BEGIN

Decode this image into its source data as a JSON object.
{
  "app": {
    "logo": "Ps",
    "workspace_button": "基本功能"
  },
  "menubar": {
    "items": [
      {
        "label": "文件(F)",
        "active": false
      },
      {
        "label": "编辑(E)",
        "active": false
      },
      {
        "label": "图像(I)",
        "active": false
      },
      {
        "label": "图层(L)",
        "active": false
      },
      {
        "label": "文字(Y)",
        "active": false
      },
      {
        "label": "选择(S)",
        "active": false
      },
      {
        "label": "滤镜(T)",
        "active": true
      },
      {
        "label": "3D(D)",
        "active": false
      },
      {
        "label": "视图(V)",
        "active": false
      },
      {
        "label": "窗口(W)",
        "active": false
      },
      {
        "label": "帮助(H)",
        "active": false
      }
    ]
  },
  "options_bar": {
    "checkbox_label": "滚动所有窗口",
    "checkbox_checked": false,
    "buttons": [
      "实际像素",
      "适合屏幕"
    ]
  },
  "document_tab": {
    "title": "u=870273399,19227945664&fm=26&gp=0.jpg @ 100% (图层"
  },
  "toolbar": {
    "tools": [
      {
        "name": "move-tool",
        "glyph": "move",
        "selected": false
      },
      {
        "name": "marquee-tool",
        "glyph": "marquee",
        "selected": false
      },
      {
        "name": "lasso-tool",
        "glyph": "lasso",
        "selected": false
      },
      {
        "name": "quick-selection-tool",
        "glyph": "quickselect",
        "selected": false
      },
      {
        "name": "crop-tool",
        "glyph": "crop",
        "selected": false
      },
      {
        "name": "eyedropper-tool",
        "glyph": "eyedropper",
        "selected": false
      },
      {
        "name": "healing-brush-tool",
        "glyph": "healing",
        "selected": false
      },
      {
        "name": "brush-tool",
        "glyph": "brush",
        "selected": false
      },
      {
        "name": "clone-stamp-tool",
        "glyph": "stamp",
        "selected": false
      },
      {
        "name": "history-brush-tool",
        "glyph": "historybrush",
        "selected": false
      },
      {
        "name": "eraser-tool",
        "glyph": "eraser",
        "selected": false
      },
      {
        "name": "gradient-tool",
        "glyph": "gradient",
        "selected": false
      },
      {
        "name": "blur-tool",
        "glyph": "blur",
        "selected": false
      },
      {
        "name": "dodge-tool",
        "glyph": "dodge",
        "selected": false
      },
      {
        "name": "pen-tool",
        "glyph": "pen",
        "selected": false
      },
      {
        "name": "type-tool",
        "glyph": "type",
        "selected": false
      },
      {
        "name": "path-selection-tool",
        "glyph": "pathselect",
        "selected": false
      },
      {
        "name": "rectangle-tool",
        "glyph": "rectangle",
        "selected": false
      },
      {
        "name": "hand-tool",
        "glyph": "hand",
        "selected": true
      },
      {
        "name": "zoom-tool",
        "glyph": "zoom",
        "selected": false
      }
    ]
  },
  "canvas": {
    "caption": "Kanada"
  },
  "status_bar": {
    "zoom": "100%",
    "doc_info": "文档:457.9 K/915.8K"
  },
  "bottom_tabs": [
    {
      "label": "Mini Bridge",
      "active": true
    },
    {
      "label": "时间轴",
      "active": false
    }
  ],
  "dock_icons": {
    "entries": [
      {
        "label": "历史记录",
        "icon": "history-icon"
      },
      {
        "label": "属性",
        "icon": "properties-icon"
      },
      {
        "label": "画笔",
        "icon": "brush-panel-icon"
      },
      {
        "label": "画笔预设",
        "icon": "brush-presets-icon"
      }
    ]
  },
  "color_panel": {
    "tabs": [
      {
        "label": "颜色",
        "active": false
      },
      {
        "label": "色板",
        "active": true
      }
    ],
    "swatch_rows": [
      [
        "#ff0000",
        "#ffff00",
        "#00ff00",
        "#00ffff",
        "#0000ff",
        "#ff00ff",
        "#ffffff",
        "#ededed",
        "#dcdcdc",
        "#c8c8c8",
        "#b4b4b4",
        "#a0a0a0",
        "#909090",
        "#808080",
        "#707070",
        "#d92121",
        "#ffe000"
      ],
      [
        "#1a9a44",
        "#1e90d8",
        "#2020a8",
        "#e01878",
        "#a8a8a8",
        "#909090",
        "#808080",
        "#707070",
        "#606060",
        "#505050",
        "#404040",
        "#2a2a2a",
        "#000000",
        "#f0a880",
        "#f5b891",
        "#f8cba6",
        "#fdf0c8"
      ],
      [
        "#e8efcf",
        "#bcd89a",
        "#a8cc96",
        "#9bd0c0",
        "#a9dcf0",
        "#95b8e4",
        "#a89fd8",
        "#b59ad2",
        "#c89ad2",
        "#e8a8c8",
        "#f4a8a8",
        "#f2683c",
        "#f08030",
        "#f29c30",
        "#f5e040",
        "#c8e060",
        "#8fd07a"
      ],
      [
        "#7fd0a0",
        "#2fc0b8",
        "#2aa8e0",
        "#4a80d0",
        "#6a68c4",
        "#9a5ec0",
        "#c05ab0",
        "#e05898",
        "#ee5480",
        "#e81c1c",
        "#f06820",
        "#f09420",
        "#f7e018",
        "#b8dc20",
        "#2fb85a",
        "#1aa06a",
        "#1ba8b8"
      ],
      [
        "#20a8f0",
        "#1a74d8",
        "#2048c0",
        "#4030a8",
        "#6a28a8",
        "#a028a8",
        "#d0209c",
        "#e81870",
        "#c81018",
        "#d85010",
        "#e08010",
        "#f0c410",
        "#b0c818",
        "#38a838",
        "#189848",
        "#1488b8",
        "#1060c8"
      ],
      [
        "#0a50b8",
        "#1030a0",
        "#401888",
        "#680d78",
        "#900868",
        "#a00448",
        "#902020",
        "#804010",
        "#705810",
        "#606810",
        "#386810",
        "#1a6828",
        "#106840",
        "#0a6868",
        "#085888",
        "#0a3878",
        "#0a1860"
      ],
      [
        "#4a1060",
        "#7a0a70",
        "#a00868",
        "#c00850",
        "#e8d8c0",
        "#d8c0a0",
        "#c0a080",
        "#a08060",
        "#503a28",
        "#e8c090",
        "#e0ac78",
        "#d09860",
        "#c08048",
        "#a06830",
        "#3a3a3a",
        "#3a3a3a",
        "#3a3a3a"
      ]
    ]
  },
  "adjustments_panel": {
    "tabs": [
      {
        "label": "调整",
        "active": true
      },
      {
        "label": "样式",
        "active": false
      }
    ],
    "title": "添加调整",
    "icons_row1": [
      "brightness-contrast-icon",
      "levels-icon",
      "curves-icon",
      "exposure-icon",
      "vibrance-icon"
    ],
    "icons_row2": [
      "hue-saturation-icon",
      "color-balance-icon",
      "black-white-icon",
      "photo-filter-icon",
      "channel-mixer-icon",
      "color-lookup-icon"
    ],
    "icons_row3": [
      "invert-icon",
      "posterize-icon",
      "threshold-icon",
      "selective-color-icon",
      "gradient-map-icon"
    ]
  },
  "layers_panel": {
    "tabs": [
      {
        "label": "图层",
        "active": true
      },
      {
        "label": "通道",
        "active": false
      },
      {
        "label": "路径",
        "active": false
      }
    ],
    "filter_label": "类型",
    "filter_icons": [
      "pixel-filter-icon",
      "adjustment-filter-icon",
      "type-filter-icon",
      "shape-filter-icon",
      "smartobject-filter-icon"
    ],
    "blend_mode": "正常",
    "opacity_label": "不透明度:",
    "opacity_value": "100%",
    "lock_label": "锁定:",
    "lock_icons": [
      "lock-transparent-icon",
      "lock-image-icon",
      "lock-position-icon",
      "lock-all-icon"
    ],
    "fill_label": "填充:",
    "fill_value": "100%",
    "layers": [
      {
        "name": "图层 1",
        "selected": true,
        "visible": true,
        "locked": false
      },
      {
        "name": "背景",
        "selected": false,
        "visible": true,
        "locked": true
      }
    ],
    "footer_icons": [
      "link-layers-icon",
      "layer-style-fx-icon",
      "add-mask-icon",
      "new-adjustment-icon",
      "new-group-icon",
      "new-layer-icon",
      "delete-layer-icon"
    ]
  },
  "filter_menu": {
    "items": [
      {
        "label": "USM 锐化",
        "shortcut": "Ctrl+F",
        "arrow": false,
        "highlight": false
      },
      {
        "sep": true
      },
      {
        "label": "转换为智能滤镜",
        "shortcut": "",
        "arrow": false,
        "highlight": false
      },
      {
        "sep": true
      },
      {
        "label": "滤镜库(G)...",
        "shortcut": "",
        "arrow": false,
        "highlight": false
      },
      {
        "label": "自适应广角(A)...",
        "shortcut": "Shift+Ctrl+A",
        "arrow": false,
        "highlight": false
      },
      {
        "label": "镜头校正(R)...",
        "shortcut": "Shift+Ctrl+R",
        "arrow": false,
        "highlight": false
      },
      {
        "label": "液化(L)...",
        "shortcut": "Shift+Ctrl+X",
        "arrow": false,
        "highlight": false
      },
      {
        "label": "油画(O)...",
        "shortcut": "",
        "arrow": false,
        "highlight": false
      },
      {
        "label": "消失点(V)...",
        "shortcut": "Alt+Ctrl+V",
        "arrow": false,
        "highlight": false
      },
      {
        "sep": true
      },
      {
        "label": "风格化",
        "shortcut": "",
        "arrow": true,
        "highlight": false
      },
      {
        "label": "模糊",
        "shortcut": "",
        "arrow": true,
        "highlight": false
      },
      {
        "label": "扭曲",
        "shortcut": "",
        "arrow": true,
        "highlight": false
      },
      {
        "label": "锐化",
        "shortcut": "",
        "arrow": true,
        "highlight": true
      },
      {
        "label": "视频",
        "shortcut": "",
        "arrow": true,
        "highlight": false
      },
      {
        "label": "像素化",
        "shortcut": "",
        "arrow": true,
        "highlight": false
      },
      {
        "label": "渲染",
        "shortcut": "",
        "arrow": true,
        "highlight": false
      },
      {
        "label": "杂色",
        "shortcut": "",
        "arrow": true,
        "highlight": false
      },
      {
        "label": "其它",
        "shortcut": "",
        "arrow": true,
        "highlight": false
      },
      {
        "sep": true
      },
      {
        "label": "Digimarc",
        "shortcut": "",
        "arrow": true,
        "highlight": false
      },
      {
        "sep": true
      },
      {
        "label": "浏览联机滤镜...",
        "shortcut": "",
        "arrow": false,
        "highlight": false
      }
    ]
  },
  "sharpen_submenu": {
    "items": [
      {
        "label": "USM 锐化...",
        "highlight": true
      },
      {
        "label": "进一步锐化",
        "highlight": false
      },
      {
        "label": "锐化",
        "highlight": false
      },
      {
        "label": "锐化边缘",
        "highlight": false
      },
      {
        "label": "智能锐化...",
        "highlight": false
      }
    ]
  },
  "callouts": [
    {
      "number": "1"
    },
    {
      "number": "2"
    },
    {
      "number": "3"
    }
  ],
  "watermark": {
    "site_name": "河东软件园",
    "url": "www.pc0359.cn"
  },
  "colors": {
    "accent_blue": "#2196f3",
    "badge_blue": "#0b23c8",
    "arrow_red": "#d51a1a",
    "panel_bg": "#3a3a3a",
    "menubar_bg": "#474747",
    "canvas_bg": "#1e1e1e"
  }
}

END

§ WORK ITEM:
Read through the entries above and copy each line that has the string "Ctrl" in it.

§ REPLY:
        "shortcut": "Ctrl+F",
        "shortcut": "Shift+Ctrl+A",
        "shortcut": "Shift+Ctrl+R",
        "shortcut": "Shift+Ctrl+X",
        "shortcut": "Alt+Ctrl+V",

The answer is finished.